Photo credit: Nhut Minh Ho@shutterstock.com

Expand, Engage & Empower a Multistakeholder System

The Mekong river stretches across five countries and 70 million people. Its reach tells a story as rich as the soil along the basin, transforming food insecurity into economic development in the region. Asia’s rice bowl owes its title to the nutrient-rich sediment carried downriver by the Mekong during the rainy season. More than half the sediment in central Cambodia comes from China. The river basin is the largest inland fishery in the world and accounts for almost one-fourth of the world’s freshwater catch, estimated to be worth more than USD 3 billion annually. Everyday life is just as diverse across the river. There are villages floating, farmers harvesting, fishermen casting nets, markets drifting, and traders exchanging goods across its 4,350 kilometers. Climate change threatens to change this narrative with flood risk and potential damages across the Mekong basin expected to increase by 5 to 10 times relative to 2008 by 2040. 

Preparedness Partnership of Cambodia (PPC)

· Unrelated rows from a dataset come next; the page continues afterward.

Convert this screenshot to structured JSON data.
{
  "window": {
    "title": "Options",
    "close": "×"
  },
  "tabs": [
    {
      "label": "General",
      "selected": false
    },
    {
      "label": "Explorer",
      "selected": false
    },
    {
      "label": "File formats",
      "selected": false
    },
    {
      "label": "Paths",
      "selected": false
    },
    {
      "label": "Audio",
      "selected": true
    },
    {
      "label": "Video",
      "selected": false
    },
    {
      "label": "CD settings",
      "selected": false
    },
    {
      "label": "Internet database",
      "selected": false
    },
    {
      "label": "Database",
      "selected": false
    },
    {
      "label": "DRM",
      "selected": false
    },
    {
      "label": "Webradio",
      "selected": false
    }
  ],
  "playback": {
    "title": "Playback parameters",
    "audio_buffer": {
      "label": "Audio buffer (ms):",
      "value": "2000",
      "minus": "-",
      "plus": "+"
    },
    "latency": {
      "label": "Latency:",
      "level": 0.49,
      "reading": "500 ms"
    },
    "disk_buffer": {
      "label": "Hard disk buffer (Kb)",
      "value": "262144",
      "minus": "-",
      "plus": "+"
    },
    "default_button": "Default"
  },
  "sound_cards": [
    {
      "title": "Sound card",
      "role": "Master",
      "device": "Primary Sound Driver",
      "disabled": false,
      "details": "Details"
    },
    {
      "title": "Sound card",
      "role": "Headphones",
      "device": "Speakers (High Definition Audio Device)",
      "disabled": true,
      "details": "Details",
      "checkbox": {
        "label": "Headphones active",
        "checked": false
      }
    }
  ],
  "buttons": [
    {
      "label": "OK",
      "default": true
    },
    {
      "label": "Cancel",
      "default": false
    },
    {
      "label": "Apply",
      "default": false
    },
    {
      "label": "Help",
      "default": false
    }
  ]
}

The Preparedness Partnership of Cambodia (PPC) brought together relevant stakeholders to coordinate, update, and expand the potential of existing strategies. It started bridging the gap between the National Committee for Disaster Management (NCDM), relevant civil society organizations (CSO), and the private sector. The partnership organized workshops focusing on knowledge sharing and capacity building as well as promoting the APP model in 2018. Government officals and members of civil society discuess strategies to bridge institutional gaps, especially at the local level where civilians are more isolated and vulnerable to flooding. Additionally, the Federation of Associations for Small and Medium Enterprises of Cambodia (FASMEC), PPC’s private sector partner, also integrated disaster preparation into its planning through the partnership. Disaster-resilient business sectors are essential to Cambodia’s economy with micro, small, and medium enterprises (MSMEs) making up 90% of all enterprises and more than half the GDP. FASMEC’s engagement was evident within a year of cooperation. Their members had incorporated institutionalized capacity building, awareness raising, knowledge sharing, and stakeholder coordination into their business framework by 2019. 

The magnified effects of disaster events have motivated actors to acknowledge the need for resilience. However, change can only begin when priorities become policy. NCDM outlines disaster-specific plans such as the Flood Preparedness Plan under the overall National Contingency Plan (NCP). The main objective of this plan is to ensure that flood-affected provinces have adequate capacity to manage and respond effectively to disasters, especially in the most vulnerable households. These plans need to be updated with the transforming andscape, but they remained stagnant due to a lack of planning capacity and financial resources. PPC was able to mobilize partners from all sectors to revise the scope of the plan and recruit experts to update and expand its prospects. The planning and input process was supported by several stakeholders, including international non-governmental organizations (INGOs), local NGOs, United Nations (UN) agencies, and FASMEC representatives. 

Photo credit: Elite Studio@shutterstock.com

The 2021 update of the National Contingency’s Flood Preparedness Plan is a testament to the integrated effort of all sectors catalyzed by PPC. FASMEC’s contributions to the plan signified the first time a private sector network has defined its role and responsibility during a disaster event under a national policy. The association provided insights and planning to support MSMEs. They also identified key businesses that required support against disaster events. Updating the Flood Preparedness Plan has unlocked the potential for cooperation when outlining preparedness and response plans. Such concerted efforts have set the groundwork for sustainable updating mechanisms on a yearly basis. It underlined the importance of partnerships to consolidate effective and extensive planning with potential disasters in mind. 

Cover photo by carol moir@shutterstock.com